Page and application data records

----

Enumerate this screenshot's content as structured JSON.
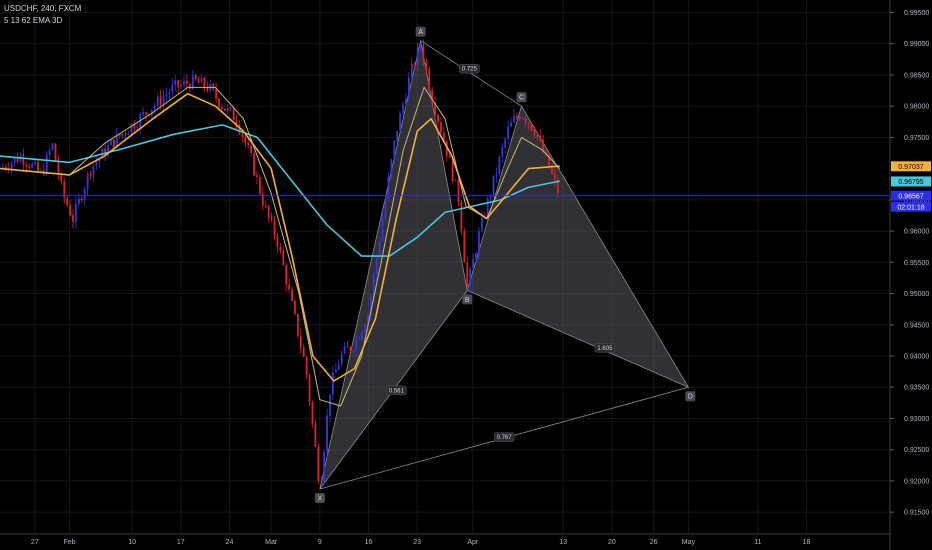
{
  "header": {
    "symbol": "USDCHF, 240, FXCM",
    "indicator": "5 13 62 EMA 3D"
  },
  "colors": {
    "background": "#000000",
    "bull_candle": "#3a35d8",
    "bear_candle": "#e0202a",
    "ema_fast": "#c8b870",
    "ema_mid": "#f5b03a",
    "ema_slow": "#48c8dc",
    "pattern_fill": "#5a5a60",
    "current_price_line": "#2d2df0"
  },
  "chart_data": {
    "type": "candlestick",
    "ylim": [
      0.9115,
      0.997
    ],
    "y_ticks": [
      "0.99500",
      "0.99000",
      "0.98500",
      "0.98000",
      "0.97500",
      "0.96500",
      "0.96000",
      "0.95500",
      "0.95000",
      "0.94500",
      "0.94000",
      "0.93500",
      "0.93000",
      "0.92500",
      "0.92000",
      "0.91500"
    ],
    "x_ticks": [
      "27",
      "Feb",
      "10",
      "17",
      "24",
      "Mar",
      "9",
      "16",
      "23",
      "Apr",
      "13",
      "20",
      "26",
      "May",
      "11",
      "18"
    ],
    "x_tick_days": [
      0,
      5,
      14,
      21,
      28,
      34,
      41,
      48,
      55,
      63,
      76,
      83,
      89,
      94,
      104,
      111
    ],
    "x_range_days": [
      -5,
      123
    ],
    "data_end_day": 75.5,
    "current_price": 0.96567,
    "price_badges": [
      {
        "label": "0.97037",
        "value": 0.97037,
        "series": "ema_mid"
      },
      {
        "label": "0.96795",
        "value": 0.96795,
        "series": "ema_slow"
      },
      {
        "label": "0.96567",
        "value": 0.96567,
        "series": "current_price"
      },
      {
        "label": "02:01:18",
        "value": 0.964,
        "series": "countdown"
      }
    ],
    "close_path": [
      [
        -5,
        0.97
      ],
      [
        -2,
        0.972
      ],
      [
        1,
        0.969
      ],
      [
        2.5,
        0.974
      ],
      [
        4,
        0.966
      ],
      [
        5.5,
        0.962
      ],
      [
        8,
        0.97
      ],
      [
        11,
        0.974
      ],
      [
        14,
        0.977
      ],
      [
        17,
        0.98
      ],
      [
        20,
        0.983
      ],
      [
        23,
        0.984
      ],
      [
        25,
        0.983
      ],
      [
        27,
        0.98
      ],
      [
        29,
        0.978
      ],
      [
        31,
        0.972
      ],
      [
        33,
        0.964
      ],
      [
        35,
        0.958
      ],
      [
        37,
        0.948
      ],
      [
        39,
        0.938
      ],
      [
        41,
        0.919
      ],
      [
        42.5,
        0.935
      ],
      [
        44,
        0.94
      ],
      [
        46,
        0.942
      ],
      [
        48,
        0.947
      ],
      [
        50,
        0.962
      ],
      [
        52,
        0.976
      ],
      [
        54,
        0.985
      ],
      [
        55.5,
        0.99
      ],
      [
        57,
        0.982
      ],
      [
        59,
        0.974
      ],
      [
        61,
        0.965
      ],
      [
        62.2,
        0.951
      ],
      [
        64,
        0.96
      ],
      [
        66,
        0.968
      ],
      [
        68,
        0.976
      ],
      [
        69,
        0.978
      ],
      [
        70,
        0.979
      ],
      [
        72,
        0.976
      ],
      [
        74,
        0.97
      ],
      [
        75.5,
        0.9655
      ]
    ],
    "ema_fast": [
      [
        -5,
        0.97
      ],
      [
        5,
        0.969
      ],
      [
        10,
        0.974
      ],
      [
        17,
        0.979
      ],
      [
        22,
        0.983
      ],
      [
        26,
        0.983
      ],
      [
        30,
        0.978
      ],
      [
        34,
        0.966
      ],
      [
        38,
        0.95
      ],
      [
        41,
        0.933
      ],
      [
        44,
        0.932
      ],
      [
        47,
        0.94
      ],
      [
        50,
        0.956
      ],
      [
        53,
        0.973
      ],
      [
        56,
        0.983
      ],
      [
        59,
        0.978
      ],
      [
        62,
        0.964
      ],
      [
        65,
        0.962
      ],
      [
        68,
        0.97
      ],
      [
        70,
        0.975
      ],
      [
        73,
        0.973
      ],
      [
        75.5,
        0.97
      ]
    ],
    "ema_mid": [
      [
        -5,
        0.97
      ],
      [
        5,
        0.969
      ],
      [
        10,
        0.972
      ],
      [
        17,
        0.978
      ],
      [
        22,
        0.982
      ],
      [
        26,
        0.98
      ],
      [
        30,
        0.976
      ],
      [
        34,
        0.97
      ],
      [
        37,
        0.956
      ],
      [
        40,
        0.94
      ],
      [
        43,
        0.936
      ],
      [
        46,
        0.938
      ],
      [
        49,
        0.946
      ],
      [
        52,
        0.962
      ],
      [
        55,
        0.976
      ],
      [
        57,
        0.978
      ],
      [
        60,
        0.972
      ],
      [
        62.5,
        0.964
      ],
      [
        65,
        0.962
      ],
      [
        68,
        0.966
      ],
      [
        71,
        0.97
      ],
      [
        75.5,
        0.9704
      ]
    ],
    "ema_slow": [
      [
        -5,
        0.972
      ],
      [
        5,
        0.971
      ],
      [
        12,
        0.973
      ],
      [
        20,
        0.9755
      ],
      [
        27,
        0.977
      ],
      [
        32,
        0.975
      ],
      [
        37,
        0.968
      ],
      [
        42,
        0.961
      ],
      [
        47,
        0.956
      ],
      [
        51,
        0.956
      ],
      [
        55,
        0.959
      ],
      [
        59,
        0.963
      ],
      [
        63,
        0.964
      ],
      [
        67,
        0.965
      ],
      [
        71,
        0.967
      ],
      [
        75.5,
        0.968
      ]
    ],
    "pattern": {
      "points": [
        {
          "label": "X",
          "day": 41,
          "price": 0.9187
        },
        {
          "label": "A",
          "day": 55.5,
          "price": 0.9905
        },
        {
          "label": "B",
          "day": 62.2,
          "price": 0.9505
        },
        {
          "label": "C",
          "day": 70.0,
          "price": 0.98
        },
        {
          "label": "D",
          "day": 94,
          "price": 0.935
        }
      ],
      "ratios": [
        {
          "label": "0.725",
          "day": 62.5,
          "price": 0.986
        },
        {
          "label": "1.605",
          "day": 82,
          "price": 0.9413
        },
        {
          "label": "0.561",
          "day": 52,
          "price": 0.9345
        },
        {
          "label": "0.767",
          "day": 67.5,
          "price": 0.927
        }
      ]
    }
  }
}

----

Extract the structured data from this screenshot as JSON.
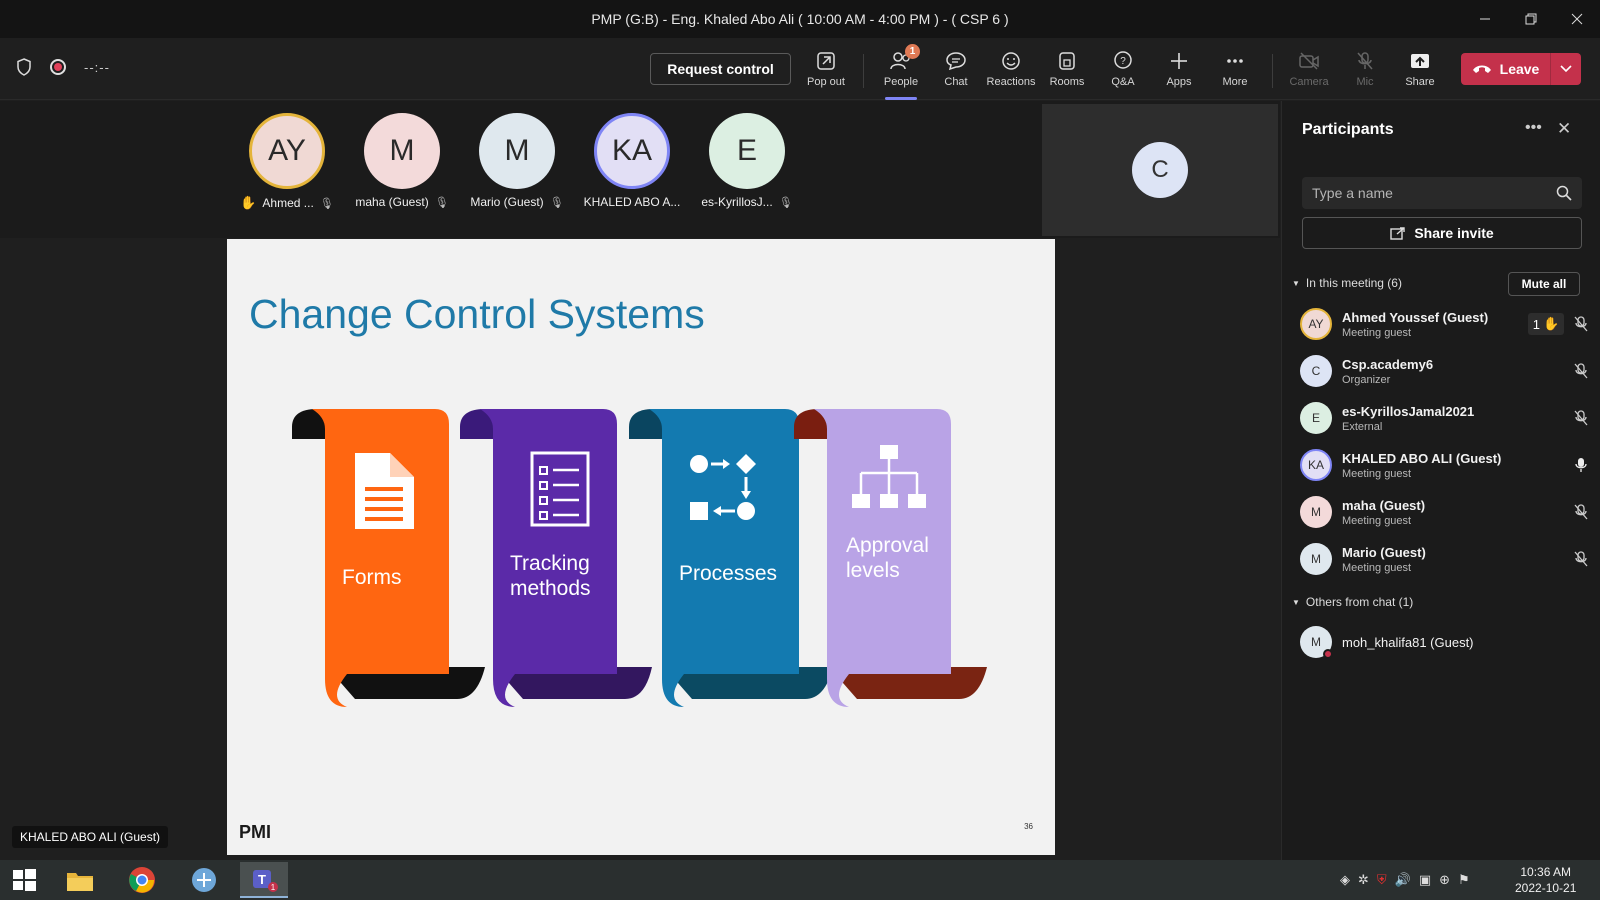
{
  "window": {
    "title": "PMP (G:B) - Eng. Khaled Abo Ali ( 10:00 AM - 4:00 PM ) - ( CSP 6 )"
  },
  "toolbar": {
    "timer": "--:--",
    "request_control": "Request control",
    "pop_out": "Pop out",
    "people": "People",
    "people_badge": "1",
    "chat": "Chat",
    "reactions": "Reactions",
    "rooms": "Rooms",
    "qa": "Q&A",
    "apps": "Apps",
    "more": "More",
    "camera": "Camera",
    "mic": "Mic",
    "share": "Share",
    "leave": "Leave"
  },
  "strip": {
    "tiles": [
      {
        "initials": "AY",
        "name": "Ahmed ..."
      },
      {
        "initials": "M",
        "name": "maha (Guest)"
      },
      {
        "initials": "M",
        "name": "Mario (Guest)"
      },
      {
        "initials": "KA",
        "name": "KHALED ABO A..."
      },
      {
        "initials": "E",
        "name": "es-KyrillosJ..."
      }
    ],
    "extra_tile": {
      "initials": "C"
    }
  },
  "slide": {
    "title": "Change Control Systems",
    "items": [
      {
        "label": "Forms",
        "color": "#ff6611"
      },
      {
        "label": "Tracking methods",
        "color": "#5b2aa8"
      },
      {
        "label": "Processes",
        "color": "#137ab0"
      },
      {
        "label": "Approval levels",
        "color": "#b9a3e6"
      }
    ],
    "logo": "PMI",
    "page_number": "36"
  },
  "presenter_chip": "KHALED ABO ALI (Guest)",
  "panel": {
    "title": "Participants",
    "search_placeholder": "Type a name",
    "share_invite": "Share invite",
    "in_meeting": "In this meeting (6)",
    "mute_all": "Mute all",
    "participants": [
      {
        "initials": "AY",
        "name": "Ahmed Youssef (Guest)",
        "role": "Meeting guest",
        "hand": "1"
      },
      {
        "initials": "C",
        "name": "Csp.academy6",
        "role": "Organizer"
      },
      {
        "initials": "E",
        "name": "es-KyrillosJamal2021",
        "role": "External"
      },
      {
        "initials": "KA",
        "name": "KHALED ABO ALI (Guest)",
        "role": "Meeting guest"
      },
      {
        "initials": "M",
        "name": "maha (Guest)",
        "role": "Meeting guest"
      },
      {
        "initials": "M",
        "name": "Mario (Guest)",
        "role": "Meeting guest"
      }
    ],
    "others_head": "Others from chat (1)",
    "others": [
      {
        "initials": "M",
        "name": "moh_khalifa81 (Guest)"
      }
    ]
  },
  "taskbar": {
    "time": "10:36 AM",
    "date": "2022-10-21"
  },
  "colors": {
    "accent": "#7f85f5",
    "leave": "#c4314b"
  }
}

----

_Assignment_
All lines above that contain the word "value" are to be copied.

_Answer below_
        "value": 0.97037,
        "value": 0.96795,
        "value": 0.96567,
        "value": 0.964,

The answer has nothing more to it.